Dramatic new photos taken by a state police officer show the Boston Marathon bombing suspect climbing out of a boat as heavily-armed officers wait for him to drop to surrender.
Angered by the Rolling Stone cover featuring Dzokhar Tsarnaev, Sergeant Sean Murphy, who took the photos as agents cornered the suspect, released images without permission from Massachusetts state police department and handed them to Boston Magazine. Some images were published in July but the magazine has decided to release more.
The police officer took photographs on the April night police surrounded Dzokhar in a dry-docked boat in Watertown, just outside Boston.
The new photos include more shots of Dzokhar coming out of the boat, his head bloody and a red laser trained on his head. They also show him dropping to the ground, where officers and medical crews rushed to treat him.
Sgt Murphy was upset at Rolling Stone for 'glamourising' the suspect and decided to hand the pictures to Boston Magazine: “What Rolling Stone did was wrong,” he said. “This guy is evil. This is the real Boston bomber. Not someone fluffed and buffed for the cover of Rolling Stone magazine.”
Earlier this month it was revealed that Dzokhar was shot in the face and suffered multiple and severe gunshot wounds during his arrest.
Trauma surgeon Dr Stephen Ray Odom, who treated the 20-year-old at Beth Israel Medical Center, revealed that Dzokhar sustained a gunshot wound that appeared to enter through the left side of his mouth and exit through the lower left side of his face.
Dr Odom detailed the then 19-year-old's condition in a hearing the day the Chechen immigrant, who was lying in a Boston hospital bed, was first charged over the bombing on April 15 that killed three people and wounded hundreds.
"He has multiple gunshot wounds, the most severe of which appears to have entered through the left side inside of his mouth and exited the left face, lower face. This was a high-powered injury that has resulted in skull-base fracture," said Dr Odom in testimony given on April 22, according to unsealed court papers.
Dzokhar also sustained multiple wounds to his legs and arm but was alert and aware of his surroundings, Dr Odom said.
Tamerlan Tsarnaev, 26, and his brother Dzhokhar, 19, who lived in nearby Cambridge, were identified as suspects in the bombings.
Dzokhar was arrested on April 19, four days after the bombing attack. His arrest followed a mass manhunt and the lockdown of most of the Boston area, during which his 26-year-old brother Tamerlan died.
Dzokhar pleaded not guilty to an array of charges connected to the bombing in a court hearing last month.
Dzokhar and his elder brother Tamerlan, who died following a shootout with police in the early hours of 19 April, are alleged to have detonated the two bombs at around 2:49pm on the day of the marathon.
Along with setting off the pressure-cooker bomb that killed three people near the marathon finish line in downtown Boston, the brothers are also accused of murdering MIT police officer Sean Collier by shooting him in the head on the night of 18 April.

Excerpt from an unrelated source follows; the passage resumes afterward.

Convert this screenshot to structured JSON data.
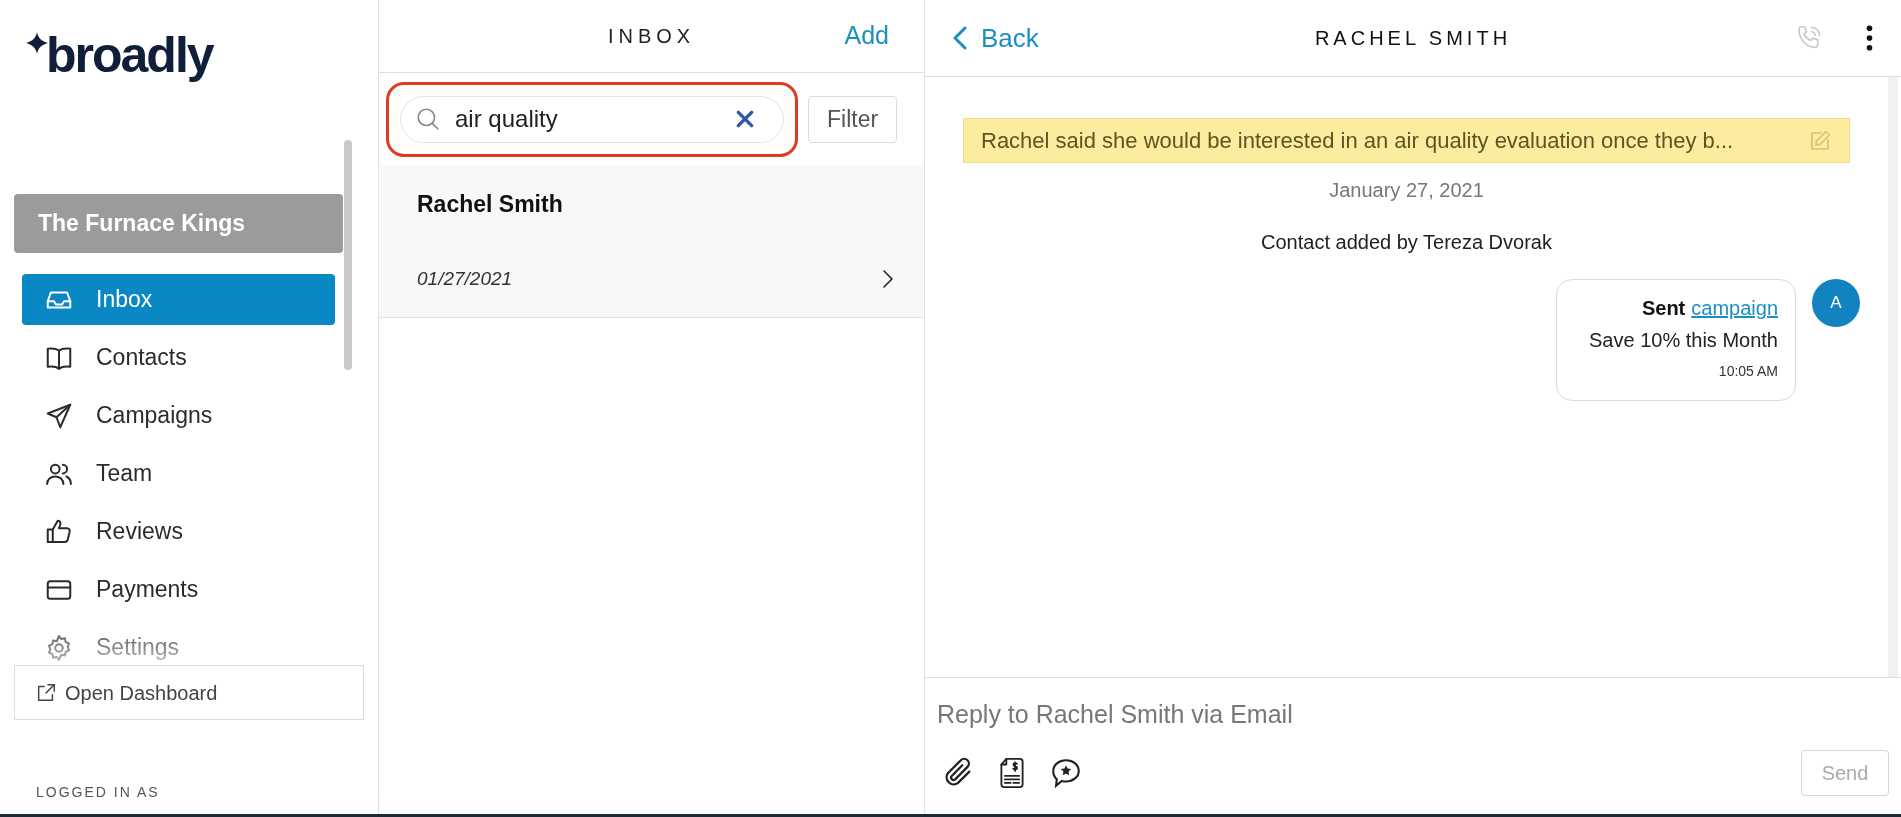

Join our new commenting forum
Join thought-provoking conversations, follow other Independent readers and see their replies